Materials provided: Begin
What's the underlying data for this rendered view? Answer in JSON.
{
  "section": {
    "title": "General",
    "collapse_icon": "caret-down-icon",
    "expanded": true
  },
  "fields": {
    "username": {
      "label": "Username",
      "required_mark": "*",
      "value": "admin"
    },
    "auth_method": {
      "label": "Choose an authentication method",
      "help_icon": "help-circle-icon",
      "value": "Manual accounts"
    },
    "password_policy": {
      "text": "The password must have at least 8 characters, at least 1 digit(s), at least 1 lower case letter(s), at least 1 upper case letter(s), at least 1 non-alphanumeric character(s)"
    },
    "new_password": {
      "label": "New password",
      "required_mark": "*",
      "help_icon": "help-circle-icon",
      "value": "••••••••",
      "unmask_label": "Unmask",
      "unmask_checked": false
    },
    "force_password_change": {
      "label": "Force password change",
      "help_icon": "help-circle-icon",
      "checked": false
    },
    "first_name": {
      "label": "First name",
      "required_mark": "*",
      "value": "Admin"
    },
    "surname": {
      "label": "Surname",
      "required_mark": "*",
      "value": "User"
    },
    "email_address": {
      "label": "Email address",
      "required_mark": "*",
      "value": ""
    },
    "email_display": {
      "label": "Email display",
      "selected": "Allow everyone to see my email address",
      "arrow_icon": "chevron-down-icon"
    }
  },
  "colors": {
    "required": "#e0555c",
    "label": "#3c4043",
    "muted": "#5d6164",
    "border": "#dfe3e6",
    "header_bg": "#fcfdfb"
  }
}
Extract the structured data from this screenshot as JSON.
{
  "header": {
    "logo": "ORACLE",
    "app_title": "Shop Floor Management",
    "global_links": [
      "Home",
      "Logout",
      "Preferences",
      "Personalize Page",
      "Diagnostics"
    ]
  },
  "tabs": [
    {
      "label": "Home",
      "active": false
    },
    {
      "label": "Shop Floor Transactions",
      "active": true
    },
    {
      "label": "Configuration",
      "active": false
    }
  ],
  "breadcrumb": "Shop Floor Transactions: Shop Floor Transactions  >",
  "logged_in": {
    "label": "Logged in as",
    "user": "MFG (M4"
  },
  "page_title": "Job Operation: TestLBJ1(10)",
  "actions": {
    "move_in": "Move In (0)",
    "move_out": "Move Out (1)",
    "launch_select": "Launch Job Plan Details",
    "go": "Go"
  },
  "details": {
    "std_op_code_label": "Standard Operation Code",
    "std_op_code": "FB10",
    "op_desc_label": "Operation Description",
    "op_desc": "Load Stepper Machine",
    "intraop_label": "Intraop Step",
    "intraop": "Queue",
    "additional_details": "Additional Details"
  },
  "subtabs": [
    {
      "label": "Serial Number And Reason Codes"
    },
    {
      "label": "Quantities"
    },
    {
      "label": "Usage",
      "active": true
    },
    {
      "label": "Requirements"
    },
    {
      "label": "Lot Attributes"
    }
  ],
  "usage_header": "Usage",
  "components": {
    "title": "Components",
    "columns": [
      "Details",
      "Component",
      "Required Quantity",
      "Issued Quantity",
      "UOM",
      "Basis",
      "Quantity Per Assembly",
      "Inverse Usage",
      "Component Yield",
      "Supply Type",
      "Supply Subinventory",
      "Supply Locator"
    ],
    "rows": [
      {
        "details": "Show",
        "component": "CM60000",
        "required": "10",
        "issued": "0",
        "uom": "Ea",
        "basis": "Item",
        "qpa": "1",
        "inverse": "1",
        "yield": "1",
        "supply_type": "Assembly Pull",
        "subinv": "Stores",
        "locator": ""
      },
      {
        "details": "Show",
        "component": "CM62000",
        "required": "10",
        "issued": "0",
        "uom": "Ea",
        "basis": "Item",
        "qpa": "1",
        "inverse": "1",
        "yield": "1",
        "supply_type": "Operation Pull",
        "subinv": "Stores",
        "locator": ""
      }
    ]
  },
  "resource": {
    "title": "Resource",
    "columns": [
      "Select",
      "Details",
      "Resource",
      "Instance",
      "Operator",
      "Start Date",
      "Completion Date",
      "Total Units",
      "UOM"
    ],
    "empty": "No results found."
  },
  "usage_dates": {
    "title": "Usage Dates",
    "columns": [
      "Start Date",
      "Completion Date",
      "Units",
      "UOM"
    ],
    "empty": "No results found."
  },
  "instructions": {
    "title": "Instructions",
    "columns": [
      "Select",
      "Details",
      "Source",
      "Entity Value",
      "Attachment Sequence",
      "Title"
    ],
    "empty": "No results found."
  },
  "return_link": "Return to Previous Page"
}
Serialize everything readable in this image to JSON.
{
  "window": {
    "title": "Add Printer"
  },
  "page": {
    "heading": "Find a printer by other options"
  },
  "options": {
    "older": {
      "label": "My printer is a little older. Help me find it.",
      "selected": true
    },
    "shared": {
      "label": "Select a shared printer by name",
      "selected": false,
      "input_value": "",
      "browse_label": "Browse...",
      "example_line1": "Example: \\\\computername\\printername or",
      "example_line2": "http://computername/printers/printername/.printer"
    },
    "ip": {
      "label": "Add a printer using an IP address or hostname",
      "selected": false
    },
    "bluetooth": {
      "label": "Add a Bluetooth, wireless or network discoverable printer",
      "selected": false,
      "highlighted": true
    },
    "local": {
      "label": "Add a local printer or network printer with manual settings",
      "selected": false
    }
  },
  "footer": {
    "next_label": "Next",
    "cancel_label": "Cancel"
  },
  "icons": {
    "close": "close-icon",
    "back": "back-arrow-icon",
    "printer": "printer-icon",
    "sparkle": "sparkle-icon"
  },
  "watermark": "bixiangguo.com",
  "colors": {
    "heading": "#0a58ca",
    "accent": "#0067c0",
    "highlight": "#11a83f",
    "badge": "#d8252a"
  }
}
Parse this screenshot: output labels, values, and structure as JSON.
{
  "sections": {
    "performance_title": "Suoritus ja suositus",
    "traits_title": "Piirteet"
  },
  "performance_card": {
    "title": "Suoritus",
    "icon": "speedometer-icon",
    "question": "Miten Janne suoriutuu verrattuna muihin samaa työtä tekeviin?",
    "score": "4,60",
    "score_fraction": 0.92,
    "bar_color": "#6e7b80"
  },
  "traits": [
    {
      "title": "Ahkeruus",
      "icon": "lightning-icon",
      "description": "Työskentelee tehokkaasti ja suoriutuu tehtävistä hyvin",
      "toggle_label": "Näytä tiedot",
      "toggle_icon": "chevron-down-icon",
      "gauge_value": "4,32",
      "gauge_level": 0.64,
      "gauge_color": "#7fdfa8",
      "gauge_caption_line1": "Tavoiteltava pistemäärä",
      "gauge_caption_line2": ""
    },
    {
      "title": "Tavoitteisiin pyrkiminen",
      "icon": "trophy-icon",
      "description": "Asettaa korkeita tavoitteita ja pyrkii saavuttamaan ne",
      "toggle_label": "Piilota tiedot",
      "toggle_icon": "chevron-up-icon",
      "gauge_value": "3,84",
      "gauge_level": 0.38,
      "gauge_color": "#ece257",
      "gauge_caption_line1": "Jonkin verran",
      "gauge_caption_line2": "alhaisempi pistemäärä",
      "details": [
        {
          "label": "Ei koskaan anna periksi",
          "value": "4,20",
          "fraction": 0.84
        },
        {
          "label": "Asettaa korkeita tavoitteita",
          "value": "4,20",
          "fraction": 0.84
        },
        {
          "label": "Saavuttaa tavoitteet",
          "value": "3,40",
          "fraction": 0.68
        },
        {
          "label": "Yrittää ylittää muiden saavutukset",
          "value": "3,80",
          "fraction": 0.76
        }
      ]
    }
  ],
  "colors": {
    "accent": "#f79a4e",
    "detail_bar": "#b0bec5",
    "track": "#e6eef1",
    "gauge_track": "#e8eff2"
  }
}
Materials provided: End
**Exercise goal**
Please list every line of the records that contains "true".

**Your response**
    "expanded": true
      "active": true
      "active": true
      "selected": true
      "highlighted": true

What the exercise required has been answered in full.